The Struggles of LGBTQ Youth in Prison and Juvenile Detention
Updated: Feb 10
In light of June being Pride, we wanted to learn about stories and statistics surrounding LGBTQ individual's experiences with incarceration. As always, when we find interesting facts or thoughts on topics that impact our justice system, we want to place them here and allow you the ability to learn alongside us.
During some research around young people in juvenile detention centers, we found some interesting information that we had to share. Did you know that LGBTQ youth are more likely to be incarcerated, more likely to be victimized while they are incarcerated, and their reentry back into society from jail or prison tends to be more difficult? Mind blowing, right? This is why we paused our research for a bit; just to drop a few links below for you to reference.
LGBTQ youth face much higher rates of incarceration and detention. Prison Policy Initiative reports that 20% of all youth in the juvenile justice system identify as LGBTQ, although they only make up 5-7% of the total youth in the general population. We found this to be shocking, and it made us curious as to why this staggering statistic existed. We quickly learned that a lot of this overrepresentation in the system is largely due to LGBTQ youth that are forced to flee their homes due to abuse or a lack of acceptance from their family members. Some of our young people were living on their own, trying to figure out how to take care of themselves, creating pathways that could easily become slippery slopes to poverty. Once they are living on their own they have an increased risk of engaging in illegal acts for survival. The ultimate results lead to higher risks of arrests and incarceration.
While incarcerated, LGBTQ youth are at an increased risk of sexual harassment from other incarcerated individuals and staff. The Sentencing Project found that 20% of LGBTQ youth reported sexual victimization from other youth vs 11% of straight youth.
Additionally, many LGBTQ youth are placed in solitary confinement for ‘their own protection’ despite numerous studies that highlight the clinical damage of this treatment. This type of isolation can impact youth in the same ways that physical torture would, and produces responses such as depression, anxiety, rage and much more.

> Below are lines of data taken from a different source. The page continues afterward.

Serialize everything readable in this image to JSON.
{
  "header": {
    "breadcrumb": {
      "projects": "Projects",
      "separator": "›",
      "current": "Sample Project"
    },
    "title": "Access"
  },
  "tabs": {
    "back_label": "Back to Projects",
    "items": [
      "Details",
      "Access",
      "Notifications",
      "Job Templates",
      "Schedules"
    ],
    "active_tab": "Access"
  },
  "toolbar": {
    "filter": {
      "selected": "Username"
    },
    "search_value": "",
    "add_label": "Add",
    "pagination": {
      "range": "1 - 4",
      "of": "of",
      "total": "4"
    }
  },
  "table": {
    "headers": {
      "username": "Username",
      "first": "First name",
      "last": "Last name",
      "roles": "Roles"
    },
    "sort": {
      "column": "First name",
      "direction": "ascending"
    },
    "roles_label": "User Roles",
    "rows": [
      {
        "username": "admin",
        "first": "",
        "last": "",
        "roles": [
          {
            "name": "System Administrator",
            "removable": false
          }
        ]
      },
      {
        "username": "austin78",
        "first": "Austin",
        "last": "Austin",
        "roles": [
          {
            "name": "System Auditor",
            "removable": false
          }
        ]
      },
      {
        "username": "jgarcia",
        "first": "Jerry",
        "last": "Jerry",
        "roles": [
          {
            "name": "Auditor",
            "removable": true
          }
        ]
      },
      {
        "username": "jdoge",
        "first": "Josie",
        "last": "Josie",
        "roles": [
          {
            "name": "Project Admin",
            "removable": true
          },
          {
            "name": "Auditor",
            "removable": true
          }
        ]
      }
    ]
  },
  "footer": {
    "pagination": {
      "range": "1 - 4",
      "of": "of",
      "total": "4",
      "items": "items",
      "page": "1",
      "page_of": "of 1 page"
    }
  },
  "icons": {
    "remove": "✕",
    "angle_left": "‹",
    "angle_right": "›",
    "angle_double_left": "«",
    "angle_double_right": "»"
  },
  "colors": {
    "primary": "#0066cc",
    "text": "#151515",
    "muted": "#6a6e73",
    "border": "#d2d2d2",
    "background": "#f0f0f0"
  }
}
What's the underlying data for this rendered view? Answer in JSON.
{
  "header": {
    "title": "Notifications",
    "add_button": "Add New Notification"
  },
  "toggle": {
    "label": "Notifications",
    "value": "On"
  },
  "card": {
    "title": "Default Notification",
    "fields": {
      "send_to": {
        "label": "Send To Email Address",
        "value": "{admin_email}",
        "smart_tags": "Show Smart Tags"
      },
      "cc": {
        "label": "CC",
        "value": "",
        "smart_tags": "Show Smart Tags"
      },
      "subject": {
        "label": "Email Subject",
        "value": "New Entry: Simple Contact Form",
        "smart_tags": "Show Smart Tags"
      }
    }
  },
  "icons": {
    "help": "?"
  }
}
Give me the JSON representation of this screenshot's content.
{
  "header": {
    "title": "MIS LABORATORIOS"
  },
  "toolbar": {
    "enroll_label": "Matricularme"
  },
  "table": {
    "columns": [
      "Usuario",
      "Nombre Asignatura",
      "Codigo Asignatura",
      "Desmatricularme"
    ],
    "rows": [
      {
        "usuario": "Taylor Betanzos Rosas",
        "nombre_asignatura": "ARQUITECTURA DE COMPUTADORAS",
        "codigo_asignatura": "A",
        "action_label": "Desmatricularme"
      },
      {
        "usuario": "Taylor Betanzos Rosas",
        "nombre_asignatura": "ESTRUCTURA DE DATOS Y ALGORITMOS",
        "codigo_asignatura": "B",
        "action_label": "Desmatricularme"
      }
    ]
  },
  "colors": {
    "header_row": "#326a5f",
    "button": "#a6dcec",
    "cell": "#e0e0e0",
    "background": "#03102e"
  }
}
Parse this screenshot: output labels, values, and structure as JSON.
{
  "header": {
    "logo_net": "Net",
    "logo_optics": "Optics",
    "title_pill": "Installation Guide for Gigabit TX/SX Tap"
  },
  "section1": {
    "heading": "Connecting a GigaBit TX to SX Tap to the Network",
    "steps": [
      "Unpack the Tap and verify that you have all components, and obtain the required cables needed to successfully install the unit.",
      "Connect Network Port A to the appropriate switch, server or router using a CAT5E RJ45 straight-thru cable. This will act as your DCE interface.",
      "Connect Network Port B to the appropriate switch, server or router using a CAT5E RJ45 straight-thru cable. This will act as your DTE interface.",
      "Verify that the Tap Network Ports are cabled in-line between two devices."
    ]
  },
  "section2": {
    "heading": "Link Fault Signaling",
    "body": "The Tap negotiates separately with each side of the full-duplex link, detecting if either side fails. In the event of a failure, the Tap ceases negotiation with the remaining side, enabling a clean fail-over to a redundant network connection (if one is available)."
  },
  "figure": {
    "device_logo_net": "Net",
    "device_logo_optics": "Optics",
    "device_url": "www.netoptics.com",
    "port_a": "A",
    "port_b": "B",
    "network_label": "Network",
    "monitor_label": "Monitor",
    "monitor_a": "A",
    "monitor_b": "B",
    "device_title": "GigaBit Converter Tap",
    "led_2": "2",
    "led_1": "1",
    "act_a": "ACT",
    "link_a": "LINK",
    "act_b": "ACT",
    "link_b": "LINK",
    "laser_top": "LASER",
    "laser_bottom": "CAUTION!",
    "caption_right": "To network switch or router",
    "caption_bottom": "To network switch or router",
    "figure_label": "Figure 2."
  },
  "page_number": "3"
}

If being locked in the house during the beginning of the COVID-19 pandemic has taught us anything, it is definitely that human beings should not be forced to spend time in isolation from other human beings. This damage is more impactful for youth because their minds and sense of self are still developing.
Solitary confinement also restricts access to programs and services that are available during incarceration and even places youth at a higher risk of being victimized by staff. Despite all the evidence of the negative effects of solitary confinement, it is still a common practice for ‘protection’ and ‘security’.
Generally, returning citizens face barriers to employment, housing, health and education upon release and these barriers tend to push them back into incarceration. These issues tend to be heightened for formally incarcerated LGBTQ youth, as they may face double discrimination and may not have familial or social support. The potential discrimination, long lasting effects from incarceration, lack of familial support all compound together to make it difficult for LGBTQ youth to rebuild their lives after incarceration.
I have learned a sad reality this month; LGBTQ youth are more likely to be involved with the criminal justice system, more likely to be victimized while incarcerated and more likely to struggle upon release. This was all news to us.